Deep brain stimulation is no longer an experimental procedure for people in the most desperate situations. DBS has been used successfully in more than 100,000 patients during the past quarter of a century. A multitude of studies have shown its effectiveness and safety, and deep brain stimulation research and advancements are occurring nearly daily.
Yet millions of patients with Parkinson’s disease, essential tremor and other motion disorders are suffering today with symptoms that have virtually stopped them from living the type of life they relish. Most of these people are continuing to live with these symptoms either because they have not been provided with accurate information about deep brain stimulation or they do not have access to the procedure.
My name is David VanSickle, MD, PhD, and I am a board-certified neurosurgeon who has performed more than 400 deep brain stimulation procedures over the past seven years. I have seen this procedure literally change lives—not just those who have the procedure but for their loved ones and caregivers as well.
Because of the lack of information – and the abundance of misinformation about deep brain stimulation -- I am writing this blog to help provide objective evidence-based information.
Here are just a few of the facts I will be exploring with you:
- Deep brain stimulation is NOT experimental. DBS has been used successfully in more than 100,000 patients. It was approved in 2002 by the FDA and is covered by Medicare and all major insurance companies as a STANDARD treatment.
- Deep brain stimulation can be used for patients in all stages of illness. A study published in 2013 in the New England Journal of Medicine showed that patients don’t have to wait until their symptoms have become unmanageable to have DBS. And a study published this year in the Journal of Neurology, Neurosurgery and Psychiatry found that DBS increases the lifespan for people with Parkinson’s disease.
- Deep brain stimulation can now be performed while the patient is asleep. The use of CT scanning during surgery made this possible beginning in 2011. While some centers are just beginning to offer asleep DBS, I have been offering it since 2013 and now perform nearly all DBS procedures at the Denver DBS Center this way.

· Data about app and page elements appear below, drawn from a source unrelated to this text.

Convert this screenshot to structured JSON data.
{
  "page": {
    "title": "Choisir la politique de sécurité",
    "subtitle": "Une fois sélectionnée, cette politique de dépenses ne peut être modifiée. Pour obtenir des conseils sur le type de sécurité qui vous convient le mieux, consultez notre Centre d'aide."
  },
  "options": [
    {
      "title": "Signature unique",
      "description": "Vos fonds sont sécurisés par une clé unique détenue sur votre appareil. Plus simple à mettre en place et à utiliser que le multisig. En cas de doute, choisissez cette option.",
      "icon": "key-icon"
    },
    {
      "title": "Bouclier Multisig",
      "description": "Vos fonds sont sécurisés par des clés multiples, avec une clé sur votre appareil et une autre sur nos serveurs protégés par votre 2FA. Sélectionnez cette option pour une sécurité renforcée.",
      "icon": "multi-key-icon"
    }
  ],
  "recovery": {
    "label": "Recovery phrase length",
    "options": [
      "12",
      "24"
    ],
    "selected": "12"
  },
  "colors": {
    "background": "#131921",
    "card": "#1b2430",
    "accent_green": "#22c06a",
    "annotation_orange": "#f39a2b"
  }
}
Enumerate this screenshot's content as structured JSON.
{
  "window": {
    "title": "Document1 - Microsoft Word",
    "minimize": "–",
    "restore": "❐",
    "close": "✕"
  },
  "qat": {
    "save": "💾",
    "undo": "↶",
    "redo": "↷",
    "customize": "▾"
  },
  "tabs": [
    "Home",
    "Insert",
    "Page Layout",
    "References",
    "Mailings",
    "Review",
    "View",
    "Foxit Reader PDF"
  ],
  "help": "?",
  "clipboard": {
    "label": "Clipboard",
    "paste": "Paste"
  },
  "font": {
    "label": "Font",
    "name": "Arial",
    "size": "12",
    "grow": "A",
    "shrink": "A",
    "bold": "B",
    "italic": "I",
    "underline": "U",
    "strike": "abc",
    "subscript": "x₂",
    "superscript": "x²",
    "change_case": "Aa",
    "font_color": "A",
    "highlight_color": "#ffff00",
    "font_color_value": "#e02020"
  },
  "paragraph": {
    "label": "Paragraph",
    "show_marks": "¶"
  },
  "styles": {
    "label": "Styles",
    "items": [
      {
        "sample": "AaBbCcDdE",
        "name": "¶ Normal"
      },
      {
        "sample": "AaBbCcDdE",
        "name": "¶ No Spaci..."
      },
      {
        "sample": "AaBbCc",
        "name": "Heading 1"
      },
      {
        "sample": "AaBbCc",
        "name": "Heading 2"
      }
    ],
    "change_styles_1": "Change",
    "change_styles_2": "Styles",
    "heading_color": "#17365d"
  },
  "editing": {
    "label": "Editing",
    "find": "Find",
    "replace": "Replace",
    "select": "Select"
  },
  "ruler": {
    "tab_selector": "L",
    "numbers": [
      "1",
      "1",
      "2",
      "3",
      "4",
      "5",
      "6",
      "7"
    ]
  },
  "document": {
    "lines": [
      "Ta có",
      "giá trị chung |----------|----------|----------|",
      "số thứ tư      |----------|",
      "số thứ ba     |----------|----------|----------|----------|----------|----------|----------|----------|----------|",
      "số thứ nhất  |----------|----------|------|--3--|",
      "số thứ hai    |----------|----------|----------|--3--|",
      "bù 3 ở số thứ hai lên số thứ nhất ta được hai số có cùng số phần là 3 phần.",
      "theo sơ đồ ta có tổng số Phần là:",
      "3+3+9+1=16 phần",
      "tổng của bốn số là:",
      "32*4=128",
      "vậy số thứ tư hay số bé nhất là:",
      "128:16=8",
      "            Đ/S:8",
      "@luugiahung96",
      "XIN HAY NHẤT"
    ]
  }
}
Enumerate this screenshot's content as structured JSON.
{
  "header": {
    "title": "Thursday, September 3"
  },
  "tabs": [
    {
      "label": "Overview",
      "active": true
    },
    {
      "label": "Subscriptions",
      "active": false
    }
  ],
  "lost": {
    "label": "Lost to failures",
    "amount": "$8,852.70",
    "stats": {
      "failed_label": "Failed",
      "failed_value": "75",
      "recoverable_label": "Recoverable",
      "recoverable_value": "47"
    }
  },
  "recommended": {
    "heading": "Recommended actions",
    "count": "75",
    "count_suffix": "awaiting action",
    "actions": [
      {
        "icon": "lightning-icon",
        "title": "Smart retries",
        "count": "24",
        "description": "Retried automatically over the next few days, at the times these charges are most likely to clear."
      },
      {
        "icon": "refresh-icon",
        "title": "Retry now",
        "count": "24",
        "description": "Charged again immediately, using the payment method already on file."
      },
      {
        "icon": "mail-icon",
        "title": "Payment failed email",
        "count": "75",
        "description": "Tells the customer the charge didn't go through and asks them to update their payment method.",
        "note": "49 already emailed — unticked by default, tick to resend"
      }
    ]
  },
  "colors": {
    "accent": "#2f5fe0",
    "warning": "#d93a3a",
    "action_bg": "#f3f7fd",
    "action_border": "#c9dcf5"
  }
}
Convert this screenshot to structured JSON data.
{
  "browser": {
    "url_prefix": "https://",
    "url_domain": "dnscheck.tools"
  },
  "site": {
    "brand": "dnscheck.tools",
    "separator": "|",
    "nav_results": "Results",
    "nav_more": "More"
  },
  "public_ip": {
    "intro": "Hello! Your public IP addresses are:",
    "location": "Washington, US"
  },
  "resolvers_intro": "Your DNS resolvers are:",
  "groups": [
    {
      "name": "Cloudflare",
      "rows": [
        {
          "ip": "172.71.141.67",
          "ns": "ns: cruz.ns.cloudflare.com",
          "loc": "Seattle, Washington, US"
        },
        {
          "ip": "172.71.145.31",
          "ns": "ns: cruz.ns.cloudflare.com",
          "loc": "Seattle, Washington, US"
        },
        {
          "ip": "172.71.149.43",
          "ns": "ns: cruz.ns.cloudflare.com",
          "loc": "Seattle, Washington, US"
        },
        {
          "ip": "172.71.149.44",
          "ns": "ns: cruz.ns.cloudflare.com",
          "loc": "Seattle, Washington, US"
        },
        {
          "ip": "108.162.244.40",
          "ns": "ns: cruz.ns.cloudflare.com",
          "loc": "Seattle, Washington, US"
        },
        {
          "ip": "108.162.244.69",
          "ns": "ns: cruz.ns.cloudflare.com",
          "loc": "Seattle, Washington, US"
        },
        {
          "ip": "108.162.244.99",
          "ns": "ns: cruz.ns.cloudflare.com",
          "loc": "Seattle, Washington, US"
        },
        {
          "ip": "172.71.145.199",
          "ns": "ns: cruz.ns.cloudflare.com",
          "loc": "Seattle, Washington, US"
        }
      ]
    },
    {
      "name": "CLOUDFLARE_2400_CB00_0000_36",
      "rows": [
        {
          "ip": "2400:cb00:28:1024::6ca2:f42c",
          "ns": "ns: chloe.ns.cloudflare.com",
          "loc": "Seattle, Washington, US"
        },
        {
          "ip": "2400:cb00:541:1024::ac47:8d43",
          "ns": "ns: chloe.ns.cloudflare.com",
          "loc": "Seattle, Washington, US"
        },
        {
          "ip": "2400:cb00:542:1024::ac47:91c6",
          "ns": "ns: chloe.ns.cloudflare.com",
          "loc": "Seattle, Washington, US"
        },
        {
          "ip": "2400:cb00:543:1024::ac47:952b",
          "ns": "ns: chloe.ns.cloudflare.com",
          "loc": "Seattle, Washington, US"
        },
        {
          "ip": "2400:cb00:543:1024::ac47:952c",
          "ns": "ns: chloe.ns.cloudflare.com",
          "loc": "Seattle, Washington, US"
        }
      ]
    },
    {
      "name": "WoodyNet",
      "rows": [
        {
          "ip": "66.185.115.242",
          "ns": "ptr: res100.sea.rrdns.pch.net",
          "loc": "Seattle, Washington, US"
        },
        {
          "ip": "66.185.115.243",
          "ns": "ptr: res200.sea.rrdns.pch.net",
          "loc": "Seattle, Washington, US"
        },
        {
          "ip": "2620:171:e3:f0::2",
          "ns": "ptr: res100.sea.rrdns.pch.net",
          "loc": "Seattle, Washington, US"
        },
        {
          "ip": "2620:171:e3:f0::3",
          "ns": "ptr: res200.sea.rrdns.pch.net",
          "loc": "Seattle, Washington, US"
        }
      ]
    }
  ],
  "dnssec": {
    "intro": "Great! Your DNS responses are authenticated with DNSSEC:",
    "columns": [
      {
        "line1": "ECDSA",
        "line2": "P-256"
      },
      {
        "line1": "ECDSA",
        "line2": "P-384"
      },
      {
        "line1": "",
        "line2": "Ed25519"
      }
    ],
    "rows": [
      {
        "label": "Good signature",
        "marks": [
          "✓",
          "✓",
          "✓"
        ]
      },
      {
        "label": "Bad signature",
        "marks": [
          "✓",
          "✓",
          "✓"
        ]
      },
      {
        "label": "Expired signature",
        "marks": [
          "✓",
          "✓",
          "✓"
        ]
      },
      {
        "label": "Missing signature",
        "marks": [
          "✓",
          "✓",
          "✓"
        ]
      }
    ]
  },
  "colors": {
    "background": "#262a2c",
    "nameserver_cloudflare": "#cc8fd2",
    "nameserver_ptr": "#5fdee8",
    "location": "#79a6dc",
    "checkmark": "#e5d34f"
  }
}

This year we became the first in the world to offer robotically guided asleep DBS surgery.
In coming weeks, I’ll help you look closer at these advancements as well as bring you new information on surgical treatments for Parkinson’s disease, essential tremor and other motion disorders.
I also want to make this blog into a dialogue and I encourage you to post comments and ask questions. If you don’t agree with something I say, post your thoughts and let’s engage in a discussion. If you are unclear about something, post a question. I can’t always promise you that I’ll respond instantly, but I do promise that I will respond and that I will provide you with the best evidence-based research available.